--- Work instruction ---
Among these records, which lines include "Trusted"? Copy them out.
_ _ _
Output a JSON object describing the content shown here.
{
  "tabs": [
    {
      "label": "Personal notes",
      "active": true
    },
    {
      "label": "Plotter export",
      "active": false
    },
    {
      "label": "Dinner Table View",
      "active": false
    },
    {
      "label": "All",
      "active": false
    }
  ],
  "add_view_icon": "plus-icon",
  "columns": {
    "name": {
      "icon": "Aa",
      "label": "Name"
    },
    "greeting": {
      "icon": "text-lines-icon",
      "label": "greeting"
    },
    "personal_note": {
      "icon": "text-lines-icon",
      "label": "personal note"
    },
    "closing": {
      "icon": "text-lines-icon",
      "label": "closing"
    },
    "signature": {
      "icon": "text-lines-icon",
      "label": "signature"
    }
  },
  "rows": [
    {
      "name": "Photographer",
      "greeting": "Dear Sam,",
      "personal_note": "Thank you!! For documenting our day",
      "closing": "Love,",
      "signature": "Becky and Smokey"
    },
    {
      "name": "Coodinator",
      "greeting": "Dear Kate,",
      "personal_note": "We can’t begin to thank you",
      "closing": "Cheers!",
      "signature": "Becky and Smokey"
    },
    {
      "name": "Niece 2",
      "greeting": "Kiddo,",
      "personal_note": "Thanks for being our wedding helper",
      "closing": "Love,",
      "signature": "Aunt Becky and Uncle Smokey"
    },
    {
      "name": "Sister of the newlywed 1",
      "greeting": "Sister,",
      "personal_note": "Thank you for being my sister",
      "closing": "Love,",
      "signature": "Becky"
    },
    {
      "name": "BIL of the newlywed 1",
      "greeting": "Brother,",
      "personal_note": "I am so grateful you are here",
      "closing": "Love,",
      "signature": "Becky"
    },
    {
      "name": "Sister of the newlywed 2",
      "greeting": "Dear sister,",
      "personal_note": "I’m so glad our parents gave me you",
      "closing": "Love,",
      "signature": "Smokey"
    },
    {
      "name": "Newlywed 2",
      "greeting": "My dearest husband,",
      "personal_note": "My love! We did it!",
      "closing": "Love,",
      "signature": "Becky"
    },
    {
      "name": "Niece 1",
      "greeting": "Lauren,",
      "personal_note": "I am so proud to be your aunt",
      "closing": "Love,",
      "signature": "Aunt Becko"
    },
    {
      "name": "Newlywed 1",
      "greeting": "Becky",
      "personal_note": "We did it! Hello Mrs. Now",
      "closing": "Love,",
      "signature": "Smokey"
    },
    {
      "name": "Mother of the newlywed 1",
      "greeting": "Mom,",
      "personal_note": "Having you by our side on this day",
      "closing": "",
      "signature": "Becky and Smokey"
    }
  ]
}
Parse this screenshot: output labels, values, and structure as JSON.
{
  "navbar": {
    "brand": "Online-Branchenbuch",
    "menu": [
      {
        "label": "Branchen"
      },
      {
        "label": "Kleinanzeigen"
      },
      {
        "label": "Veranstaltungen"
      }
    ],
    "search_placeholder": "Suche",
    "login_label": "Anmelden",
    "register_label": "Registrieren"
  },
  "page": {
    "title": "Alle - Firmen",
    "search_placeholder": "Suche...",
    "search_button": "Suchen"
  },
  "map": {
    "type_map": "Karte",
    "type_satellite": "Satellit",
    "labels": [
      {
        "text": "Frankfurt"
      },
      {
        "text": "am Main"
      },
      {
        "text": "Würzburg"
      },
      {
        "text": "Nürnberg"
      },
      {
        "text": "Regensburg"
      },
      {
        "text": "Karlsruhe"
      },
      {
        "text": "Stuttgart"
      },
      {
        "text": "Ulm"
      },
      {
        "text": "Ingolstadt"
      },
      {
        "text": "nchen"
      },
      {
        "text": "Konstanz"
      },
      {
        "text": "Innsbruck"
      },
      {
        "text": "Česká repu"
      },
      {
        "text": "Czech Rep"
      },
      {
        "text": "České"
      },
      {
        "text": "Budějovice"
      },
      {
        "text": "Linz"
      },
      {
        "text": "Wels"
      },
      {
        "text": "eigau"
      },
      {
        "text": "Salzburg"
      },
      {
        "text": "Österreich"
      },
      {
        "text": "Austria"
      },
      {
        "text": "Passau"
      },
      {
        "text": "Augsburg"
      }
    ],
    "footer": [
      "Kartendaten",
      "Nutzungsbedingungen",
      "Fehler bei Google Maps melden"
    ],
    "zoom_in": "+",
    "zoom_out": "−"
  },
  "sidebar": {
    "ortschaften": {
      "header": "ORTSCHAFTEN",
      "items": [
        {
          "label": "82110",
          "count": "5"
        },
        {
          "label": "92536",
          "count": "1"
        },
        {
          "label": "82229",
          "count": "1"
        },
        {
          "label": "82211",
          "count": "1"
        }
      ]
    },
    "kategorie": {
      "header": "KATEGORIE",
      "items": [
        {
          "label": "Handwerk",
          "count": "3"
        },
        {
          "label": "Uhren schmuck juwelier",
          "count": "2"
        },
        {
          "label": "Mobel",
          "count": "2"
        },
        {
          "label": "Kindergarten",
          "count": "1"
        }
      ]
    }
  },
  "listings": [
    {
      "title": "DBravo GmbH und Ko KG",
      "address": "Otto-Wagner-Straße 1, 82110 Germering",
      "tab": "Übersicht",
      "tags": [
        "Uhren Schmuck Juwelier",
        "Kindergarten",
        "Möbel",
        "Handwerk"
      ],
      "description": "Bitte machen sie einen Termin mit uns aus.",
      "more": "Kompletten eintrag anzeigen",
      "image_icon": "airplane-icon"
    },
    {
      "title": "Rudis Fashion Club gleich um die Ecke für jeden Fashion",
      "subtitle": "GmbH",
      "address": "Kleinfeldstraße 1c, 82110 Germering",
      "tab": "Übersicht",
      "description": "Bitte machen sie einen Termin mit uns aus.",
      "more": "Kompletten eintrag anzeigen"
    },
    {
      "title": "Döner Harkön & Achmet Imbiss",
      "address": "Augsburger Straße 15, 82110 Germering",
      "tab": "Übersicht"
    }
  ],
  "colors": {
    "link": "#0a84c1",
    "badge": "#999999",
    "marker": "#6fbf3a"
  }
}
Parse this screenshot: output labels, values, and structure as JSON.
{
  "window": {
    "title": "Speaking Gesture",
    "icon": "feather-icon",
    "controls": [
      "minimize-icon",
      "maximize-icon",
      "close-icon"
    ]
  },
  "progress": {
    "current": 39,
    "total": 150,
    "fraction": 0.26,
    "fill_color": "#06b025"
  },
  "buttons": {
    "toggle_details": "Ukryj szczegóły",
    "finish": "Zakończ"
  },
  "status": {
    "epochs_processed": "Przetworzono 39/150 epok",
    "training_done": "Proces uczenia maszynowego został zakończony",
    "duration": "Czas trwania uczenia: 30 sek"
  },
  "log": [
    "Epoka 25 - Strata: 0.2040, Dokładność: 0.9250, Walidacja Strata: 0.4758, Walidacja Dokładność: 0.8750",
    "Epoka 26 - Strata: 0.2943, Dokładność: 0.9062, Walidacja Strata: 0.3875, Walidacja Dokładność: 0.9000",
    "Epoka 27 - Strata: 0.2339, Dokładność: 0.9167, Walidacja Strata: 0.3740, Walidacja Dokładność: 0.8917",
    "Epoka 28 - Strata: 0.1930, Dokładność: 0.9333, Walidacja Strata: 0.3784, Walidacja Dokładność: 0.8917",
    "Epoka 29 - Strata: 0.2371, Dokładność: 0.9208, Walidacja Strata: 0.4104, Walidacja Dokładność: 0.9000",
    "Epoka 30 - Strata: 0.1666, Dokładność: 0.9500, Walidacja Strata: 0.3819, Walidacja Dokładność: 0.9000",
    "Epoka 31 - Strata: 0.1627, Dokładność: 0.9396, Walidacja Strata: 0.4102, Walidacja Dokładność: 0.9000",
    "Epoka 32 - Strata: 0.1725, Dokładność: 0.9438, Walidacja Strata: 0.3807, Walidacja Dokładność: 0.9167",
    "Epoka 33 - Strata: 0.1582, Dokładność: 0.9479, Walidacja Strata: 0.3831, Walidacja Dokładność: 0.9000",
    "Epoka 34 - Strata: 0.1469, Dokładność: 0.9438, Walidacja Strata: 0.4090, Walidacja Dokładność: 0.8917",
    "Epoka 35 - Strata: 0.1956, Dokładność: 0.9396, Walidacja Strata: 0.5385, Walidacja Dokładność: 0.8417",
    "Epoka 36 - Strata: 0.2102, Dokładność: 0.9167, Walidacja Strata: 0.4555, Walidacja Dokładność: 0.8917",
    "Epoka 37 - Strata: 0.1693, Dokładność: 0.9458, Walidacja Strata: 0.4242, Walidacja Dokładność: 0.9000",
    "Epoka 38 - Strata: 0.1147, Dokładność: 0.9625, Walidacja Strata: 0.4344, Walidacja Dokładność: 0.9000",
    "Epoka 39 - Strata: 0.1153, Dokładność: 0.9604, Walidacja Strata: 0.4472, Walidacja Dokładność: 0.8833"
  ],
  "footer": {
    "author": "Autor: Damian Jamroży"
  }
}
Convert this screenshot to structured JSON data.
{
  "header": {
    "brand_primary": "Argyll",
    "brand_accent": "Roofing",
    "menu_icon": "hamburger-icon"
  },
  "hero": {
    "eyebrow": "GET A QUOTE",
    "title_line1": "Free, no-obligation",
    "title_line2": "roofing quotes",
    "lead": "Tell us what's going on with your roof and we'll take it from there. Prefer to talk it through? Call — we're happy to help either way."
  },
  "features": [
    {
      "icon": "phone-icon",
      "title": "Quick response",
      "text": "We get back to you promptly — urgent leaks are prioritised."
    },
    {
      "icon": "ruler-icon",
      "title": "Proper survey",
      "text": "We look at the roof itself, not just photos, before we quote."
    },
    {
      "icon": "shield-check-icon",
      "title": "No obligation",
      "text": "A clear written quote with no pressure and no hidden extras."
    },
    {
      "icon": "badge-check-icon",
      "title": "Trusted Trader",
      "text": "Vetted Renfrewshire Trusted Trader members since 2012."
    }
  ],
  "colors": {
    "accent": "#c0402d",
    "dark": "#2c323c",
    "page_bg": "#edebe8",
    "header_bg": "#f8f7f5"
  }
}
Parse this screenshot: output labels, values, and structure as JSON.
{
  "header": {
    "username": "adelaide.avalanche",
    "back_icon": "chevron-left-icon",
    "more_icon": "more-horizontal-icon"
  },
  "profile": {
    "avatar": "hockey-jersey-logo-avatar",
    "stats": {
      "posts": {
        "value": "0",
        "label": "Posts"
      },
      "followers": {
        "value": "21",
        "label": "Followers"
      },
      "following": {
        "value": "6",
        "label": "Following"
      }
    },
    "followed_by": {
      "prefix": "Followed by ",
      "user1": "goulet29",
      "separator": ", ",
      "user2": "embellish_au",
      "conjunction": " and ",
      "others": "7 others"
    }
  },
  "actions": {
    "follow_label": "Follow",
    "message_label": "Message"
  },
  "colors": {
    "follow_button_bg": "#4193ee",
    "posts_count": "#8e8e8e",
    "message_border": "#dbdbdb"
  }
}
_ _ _
--- Answer box ---
      "title": "Trusted Trader",
      "text": "Vetted Renfrewshire Trusted Trader members since 2012."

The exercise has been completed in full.